American Needle Vs The NFL (Explained Clearly)

How did American Needle, a company that makes hats, end up in a fight with the mighty NFL?

This is a company that was founded in Chicago in 1918 as a family-owned business that imported sewing needles. It quickly evolved into a popular maker of hats of all types, which it still is today.

So, why did American Needle go to court against every team in the NFL? And what happened?

American Needle’s Early History With The NFL

Every NFL team has the right to market its intellectual property. This means anything that uses its logo. Stuff like hats, jerseys, mugs, etc.

Before 1963, NFL teams marketed all their merchandise separately.

In 1963, all the teams in the league formed NFL Properties (NFLP) to jointly handle merchandise licensing with third parties. 

One of those third parties was American Needle. This was a Chicago company founded in 1918.

American Needle got a license from NFLP to make and sell hats with NFL team logos.

American Needle Is Squeezed Out

From the foundations of NFLP until 2000, NFLP offered many non-exclusive contracts to various manufacturers.

This all changed in 2000. All the teams voted to allow NFLP to grant exclusive licenses.

NFLP promptly granted a 10-year exclusive license to Reebok to produce hats with NFL logos.

Suddenly, and through no fault of their own, American Needle was out of the NFL team hat business with no chance to get back in or compete. 

American Needle promptly filed suit in Federal Court for violations of the Sherman Antitrust Act.

What Happened In The Circuit Court?

American Needle filed a Sherman Act lawsuit in the Federal District Court for the Northern District of Illinois. Their suit was against every NFL team, the NFLP, and Reebok.

American Needle argued that the agreement between the teams and Reebok was an illegal conspiracy to restrain trade, prohibited by the Sherman Act.

The teams, Reebok, and the NFLP filed a motion with the Circuit Court to dismiss the lawsuit.

Their argument hinged on the definition of a conspiracy under the Sherman Act. This requires that businesses that should be in competition actually work together to set prices or block trade.

The lawyers claimed that the NFL teams weren’t really separate teams. Because they had created the NFLP for joint merchandising, they were actually one business entity.

The Circuit Court agreed with the NFL, stating that all the teams were one business. This meant that there could not be a conspiracy.

Based on this, the case was dismissed.

What Happened At The Circuit Court of Appeals?

The Circuit Court of Appeals upheld the decision to dismiss the case. 

It based its decision on the fact that cooperation was required for a league to function and it was impossible for any team to function by itself.

The Court said that the league was a single business in competition with other sports and entertainment businesses and that the teams weren’t competitors with each other.

This meant that there couldn’t be a conspiracy.

The Court also took into account the fact that the teams had been licensing their merchandise as a unit since 1963.

What Happened At The Supreme Court?

The Supreme Court agreed to hear the case in 2010.

In this hearing, the only issue was to review the summary judgment dismissal made by the Circuit Court and upheld by the Circuit Court of Appeals. 

The Supreme Court reversed the dismissal.

In its decision, the Court agreed that while a single business can’t conspire with itself.

However, they said that something can’t be called a single business just because it organizes itself like one or looks like one.

A Sherman Act review requires that the court looks beyond the mere form that the business creates for itself.

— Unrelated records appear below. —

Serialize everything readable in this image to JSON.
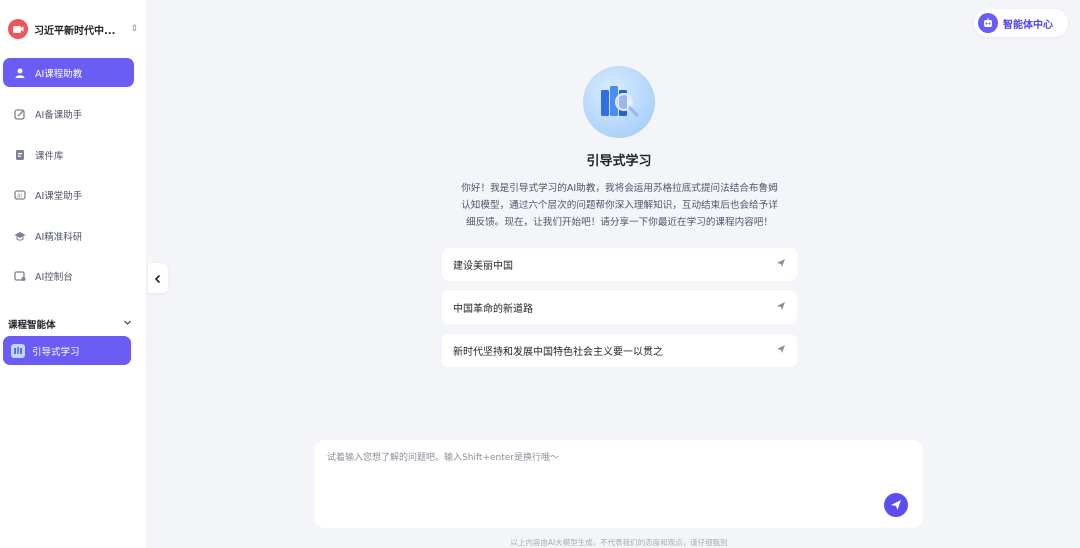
{
  "sidebar": {
    "workspace_title": "习近平新时代中...",
    "nav": [
      {
        "label": "AI课程助教",
        "icon": "user-icon",
        "active": true
      },
      {
        "label": "AI备课助手",
        "icon": "pencil-icon"
      },
      {
        "label": "课件库",
        "icon": "file-icon"
      },
      {
        "label": "AI课堂助手",
        "icon": "ai-chip-icon"
      },
      {
        "label": "AI精准科研",
        "icon": "graduation-cap-icon"
      },
      {
        "label": "AI控制台",
        "icon": "console-icon"
      }
    ],
    "section_title": "课程智能体",
    "agent": {
      "label": "引导式学习"
    }
  },
  "header": {
    "agent_center_label": "智能体中心"
  },
  "main": {
    "title": "引导式学习",
    "intro_lines": [
      "你好！我是引导式学习的AI助教，我将会运用苏格拉底式提问法结合布鲁姆",
      "认知模型，通过六个层次的问题帮你深入理解知识，互动结束后也会给予详",
      "细反馈。现在，让我们开始吧！请分享一下你最近在学习的课程内容吧！"
    ],
    "suggestions": [
      "建设美丽中国",
      "中国革命的新道路",
      "新时代坚持和发展中国特色社会主义要一以贯之"
    ],
    "input_placeholder": "试着输入您想了解的问题吧。输入Shift+enter是换行哦～",
    "disclaimer": "以上内容由AI大模型生成，不代表我们的态度和观点，谨仔细甄别"
  },
  "colors": {
    "accent": "#6b5cf5",
    "background": "#f4f5f9"
  }
}
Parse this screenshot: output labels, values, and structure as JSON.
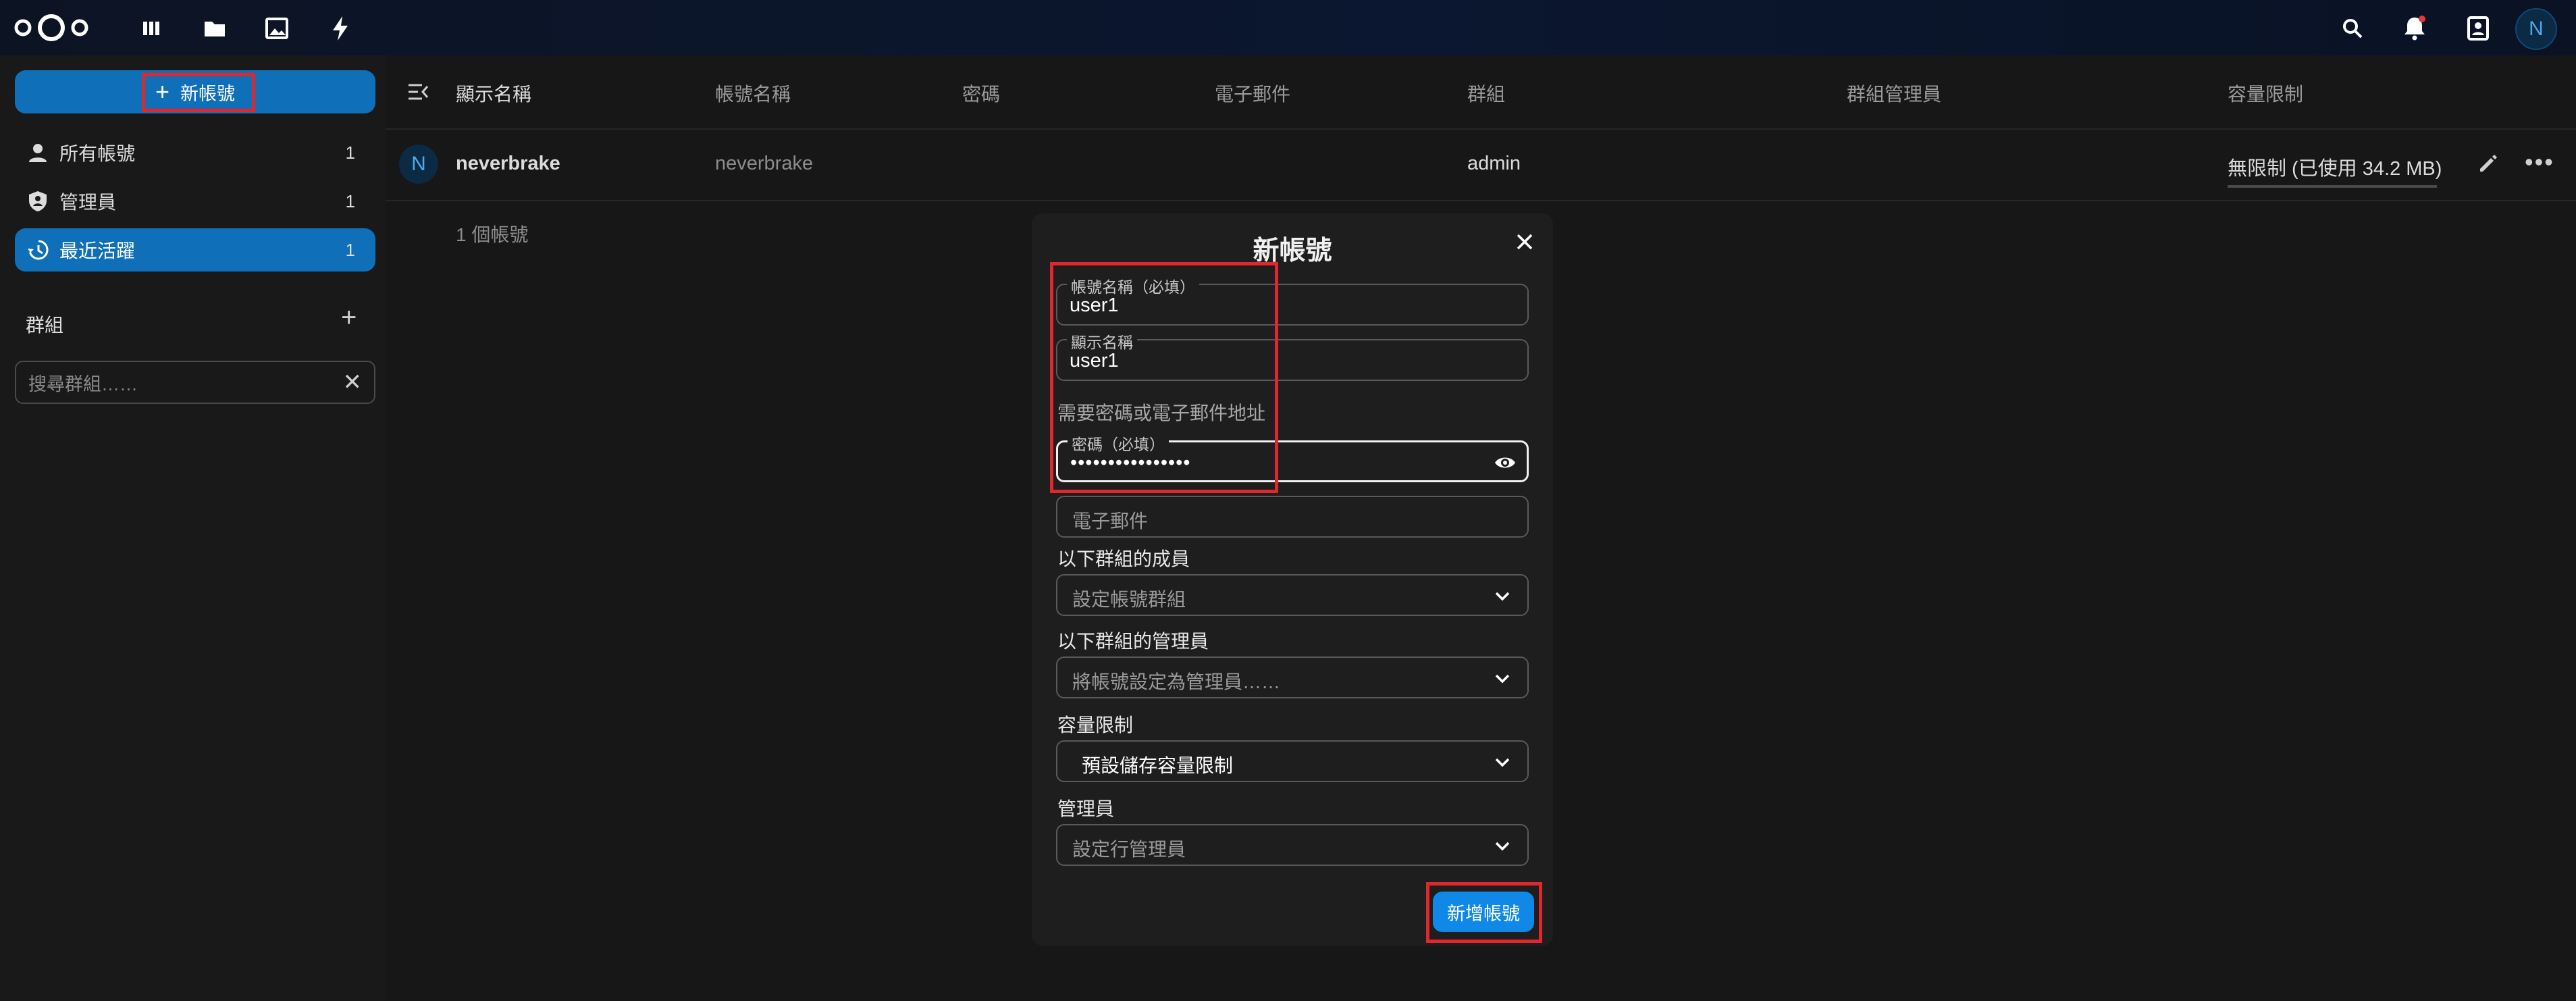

The review must actually look to see what’s really going on.   


book titled antitrust law

In other words, just because several entities come together to form a single entity to do some business, that does not per se mean that they are not a conspiracy.

If it did, any group of businesses that wanted to create a conspiracy to restrain trade could just create a corporation to carry out the conspiracy and be immune to any Sherman Act consequences.

The Court went on to say that a proper anti-trust review looks at whether agreements between separate business interests allow them to act together to stifle trade.

The Court found that, at least for purposes of marketing things like hats and jerseys, the NFL teams were direct competitors with each other.

This means that they are capable of forming a Sherman Act conspiracy. 

The Court vacated the Circuit Court’s dismissal and sent the case back to the Circuit Court to reconsider whether there was a violation of antitrust law.

Impact Of America Needle

Much to the frustration of antitrust observers, American Needle didn’t resolve as much as it might have.

There were long delays back in the Circuit Court.

One reason for this was the unfortunate death of the judge. But there was also extended discovery and motions.

All the motions seemed to be going American Needle’s way. However, the company ultimately settled with the NFLP for an undisclosed amount.

This means that the case never went to trial. 

An unsatisfactory settlement

Because the case was settled, there’s been no decision on any level as to whether the NFLP’s licensing deals are an antitrust violation or not.

It is highly likely that the NFL was willing to settle precisely because they did not want a Federal decision saying the NFLP was in violation of the Sherman Act. 

At that point, it became the wiser choice just to pay American Needle to go away quietly. 

What the case did decide was that the NFLP’s decisions weren’t shielded from any Sherman Act review. This may be important further down the line. 

More About Anti-Trust And Football

The American Needle case is just one of the anti-trust cases that the football world has been embroiled in. Check out these articles:

Many times, the lawyers will make reference to how baseball is exempt from anti-trust laws.

How did the small-ball sport get away with this? Check out our article on baseball’s anti-trust exemption.